--- REQUIRED ACTION ---
The answer is all of the data, repeated exactly.

--- THE DATA ---
--------------------------------------------------
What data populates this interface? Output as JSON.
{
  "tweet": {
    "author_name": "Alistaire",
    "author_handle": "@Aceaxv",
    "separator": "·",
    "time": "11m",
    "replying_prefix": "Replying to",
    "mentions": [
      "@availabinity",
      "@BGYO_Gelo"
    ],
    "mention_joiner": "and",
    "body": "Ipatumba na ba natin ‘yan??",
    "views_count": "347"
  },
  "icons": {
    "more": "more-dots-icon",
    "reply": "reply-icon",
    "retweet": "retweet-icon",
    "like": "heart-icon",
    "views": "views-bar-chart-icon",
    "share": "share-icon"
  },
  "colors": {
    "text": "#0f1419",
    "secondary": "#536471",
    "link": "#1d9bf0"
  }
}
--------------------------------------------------
--- SOLUTION TO THE PROBLEM ---
What data populates this interface? Output as JSON.
{
  "tweet": {
    "author_name": "Alistaire",
    "author_handle": "@Aceaxv",
    "separator": "·",
    "time": "11m",
    "replying_prefix": "Replying to",
    "mentions": [
      "@availabinity",
      "@BGYO_Gelo"
    ],
    "mention_joiner": "and",
    "body": "Ipatumba na ba natin ‘yan??",
    "views_count": "347"
  },
  "icons": {
    "more": "more-dots-icon",
    "reply": "reply-icon",
    "retweet": "retweet-icon",
    "like": "heart-icon",
    "views": "views-bar-chart-icon",
    "share": "share-icon"
  },
  "colors": {
    "text": "#0f1419",
    "secondary": "#536471",
    "link": "#1d9bf0"
  }
}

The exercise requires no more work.